Selective distribution is also less complex when managing vendor-retailer relations since there are less accounts or opportunities for miscommunication and logistics issues. Additionally, since these products are more expensive, a closer relationship with distributors can ease some of the problems that happen with more complex logistics and third-parties.
Exclusive distribution: focused and specialized
On the other end of the spectrum from intensive, is exclusive distribution. This is a less common distribution strategy, as its name suggests. Companies who use exclusive distribution frequently fall into the luxury category; the most common product types include high-end electronics, designer clothing, luxury cars and specialized appliances.
Some prestige brands using this distribution model include fashion houses such as Chanel and Gucci, and automobile manufacturers like Tesla, Mercedes, and BMW. Brands like those mentioned have recognition and loyalty, and part of the appeal is the exclusivity itself and aspirational luxury.
These high-end items are not marketable to a mass audience, but have great appeal to a specific audience. By operating under this distribution strategy, the company can produce a focused product offering, control production quality and distribution closely, and maintain the exclusive feel of the brand.
Exclusive distribution is most difficult for brands lacking awareness or longevity in the market.
For example, this distribution strategy can be difficult for a new product or brand with a high price point. Picking the right distributor is a high-stakes game when building a brand. But when done correctly can create a buzz and increase demand quickly.
New businesses with a product that would be best served by exclusive distribution often start online with direct to consumer offerings and a strong presence on social media and advertising as a first step. Doing so can create brand awareness and loyalty, which mitigates some of the risk once the business decides to sell products wholesale to other retailers.
Most consumers don’t agonize over the purchase of everyday items like paper towels or hand soap. When considering a clothing, electronics or small household appliance purchase, more thought is given to the purchase, but those are all low-risk items.
As the price of an item increases, more consideration is made by the customer; if this item is a luxury product or not considered a necessity, distribution strategy should be thoughtful and well researched.
The considerations above serve as a guide for the who, what and where of retail distribution strategy. Keeping in mind that it’s better to under promise and over deliver, companies who are creating or reimagining their distribution strategy also need to mind their capabilities. Missteps with manufacturing, distributor relationships or quality control are detrimental to a business.
Creating and maintaining a distribution strategy is just as important as the product itself; proper channels of distribution are imperative to ensure the right products are in the right places, at the right time.
About Francesca Nicasio
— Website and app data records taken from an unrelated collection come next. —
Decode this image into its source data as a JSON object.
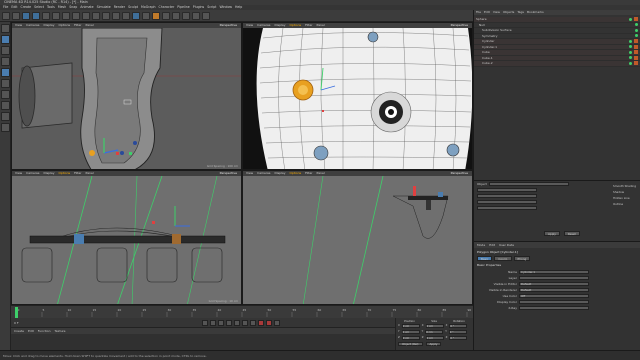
{
  "app": {
    "title": "CINEMA 4D R14.025 Studio (RC - R14) - [*] - Main",
    "menu": [
      "File",
      "Edit",
      "Create",
      "Select",
      "Tools",
      "Mesh",
      "Snap",
      "Animate",
      "Simulate",
      "Render",
      "Sculpt",
      "MoGraph",
      "Character",
      "Pipeline",
      "Plugins",
      "Script",
      "Window",
      "Help"
    ],
    "layout_label": "Layout: Startup"
  },
  "viewports": {
    "top_left": {
      "menu": [
        "View",
        "Cameras",
        "Display",
        "Options",
        "Filter",
        "Panel"
      ],
      "name": "Perspective",
      "grid": "Grid Spacing : 100 cm"
    },
    "top_right": {
      "menu": [
        "View",
        "Cameras",
        "Display",
        "Options",
        "Filter",
        "Panel"
      ],
      "name": "Perspective",
      "grid": ""
    },
    "bottom_left": {
      "menu": [
        "View",
        "Cameras",
        "Display",
        "Options",
        "Filter",
        "Panel"
      ],
      "name": "Perspective",
      "grid": "Grid Spacing : 10 cm"
    },
    "bottom_right": {
      "menu": [
        "View",
        "Cameras",
        "Display",
        "Options",
        "Filter",
        "Panel"
      ],
      "name": "Perspective",
      "grid": ""
    }
  },
  "object_manager": {
    "tabs": [
      "File",
      "Edit",
      "View",
      "Objects",
      "Tags",
      "Bookmarks"
    ],
    "objects": [
      {
        "label": "Sphere",
        "tag": true
      },
      {
        "label": "Null",
        "tag": false
      },
      {
        "label": "Subdivision Surface",
        "tag": false
      },
      {
        "label": "Symmetry",
        "tag": false
      },
      {
        "label": "Cylinder",
        "tag": true
      },
      {
        "label": "Cylinder.1",
        "tag": true
      },
      {
        "label": "Cube",
        "tag": true
      },
      {
        "label": "Cube.1",
        "tag": true
      },
      {
        "label": "Cube.2",
        "tag": true
      }
    ],
    "highlight_color": "#c05a2a"
  },
  "attribute_manager": {
    "mode_label": "Mode",
    "edit_label": "Edit",
    "user_data_label": "User Data",
    "object_title": "Polygon Object [Cylinder.1]",
    "tabs": [
      "Basic",
      "Coord.",
      "Phong"
    ],
    "section": "Basic Properties",
    "fields": [
      {
        "label": "Name",
        "value": "Cylinder.1"
      },
      {
        "label": "Layer",
        "value": ""
      },
      {
        "label": "Visible in Editor",
        "value": "Default"
      },
      {
        "label": "Visible in Renderer",
        "value": "Default"
      },
      {
        "label": "Use Color",
        "value": "Off"
      },
      {
        "label": "Display Color",
        "value": ""
      },
      {
        "label": "X-Ray",
        "value": ""
      }
    ],
    "upper": {
      "type_label": "Object",
      "options": [
        "Smooth Shading",
        "Shadow",
        "Hidden Line",
        "Outline"
      ],
      "buttons": [
        "Apply",
        "Reset"
      ]
    }
  },
  "timeline": {
    "ticks": [
      "0",
      "5",
      "10",
      "15",
      "20",
      "25",
      "30",
      "35",
      "40",
      "45",
      "50",
      "55",
      "60",
      "65",
      "70",
      "75",
      "80",
      "85",
      "90"
    ],
    "current": "0 F",
    "end": "90 F"
  },
  "material_manager": {
    "tabs": [
      "Create",
      "Edit",
      "Function",
      "Texture"
    ]
  },
  "coordinates": {
    "headers": [
      "Position",
      "Size",
      "Rotation"
    ],
    "rows": [
      {
        "axis": "X",
        "pos": "0 cm",
        "size": "0 cm",
        "rot": "0 °"
      },
      {
        "axis": "Y",
        "pos": "0 cm",
        "size": "0 cm",
        "rot": "0 °"
      },
      {
        "axis": "Z",
        "pos": "0 cm",
        "size": "0 cm",
        "rot": "0 °"
      }
    ],
    "mode": "Object (Rel)",
    "apply": "Apply"
  },
  "status": {
    "text": "Move: Click and drag to move elements. Hold down SHIFT to quantize movement / add to the selection in point mode, CTRL to remove."
  },
  "colors": {
    "accent": "#ffb000",
    "axis_green": "#3ecf6a",
    "axis_red": "#e04040",
    "axis_blue": "#3a6ee0"
  }
}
Francesca Nicasio is Vend’s Retail Expert and Content Strategist. She writes about trends, tips, and other cool things that enable retailers to increase sales, serve customers better, and be more awesome overall. She’s also the author of Retail Survival of the Fittest, a free eBook to help retailers future-proof their stores. Connect with her on LinkedIn, Twitter, or Google+.